*Website and app data records:*

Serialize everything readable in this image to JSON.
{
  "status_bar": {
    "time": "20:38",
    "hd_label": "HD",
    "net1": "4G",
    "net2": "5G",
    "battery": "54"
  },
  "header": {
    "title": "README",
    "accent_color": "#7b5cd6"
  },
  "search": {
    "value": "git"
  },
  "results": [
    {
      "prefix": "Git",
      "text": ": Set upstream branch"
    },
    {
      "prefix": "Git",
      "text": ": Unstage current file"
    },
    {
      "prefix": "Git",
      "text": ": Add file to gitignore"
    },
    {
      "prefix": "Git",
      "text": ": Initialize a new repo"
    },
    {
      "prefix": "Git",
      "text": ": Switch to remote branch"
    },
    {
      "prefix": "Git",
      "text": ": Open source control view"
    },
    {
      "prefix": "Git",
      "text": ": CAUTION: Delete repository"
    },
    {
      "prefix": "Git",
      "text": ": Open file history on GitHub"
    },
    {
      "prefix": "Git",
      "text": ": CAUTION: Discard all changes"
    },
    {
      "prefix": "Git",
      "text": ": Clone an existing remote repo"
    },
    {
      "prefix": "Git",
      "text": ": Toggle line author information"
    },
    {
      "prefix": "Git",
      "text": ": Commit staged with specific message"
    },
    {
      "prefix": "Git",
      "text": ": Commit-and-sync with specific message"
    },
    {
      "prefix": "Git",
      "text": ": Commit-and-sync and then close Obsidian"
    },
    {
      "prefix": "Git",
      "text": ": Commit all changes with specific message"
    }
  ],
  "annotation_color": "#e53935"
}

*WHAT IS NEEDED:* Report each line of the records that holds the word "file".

*RESULT OF THE TASK:*
      "text": ": Unstage current file"
      "text": ": Add file to gitignore"
      "text": ": Open file history on GitHub"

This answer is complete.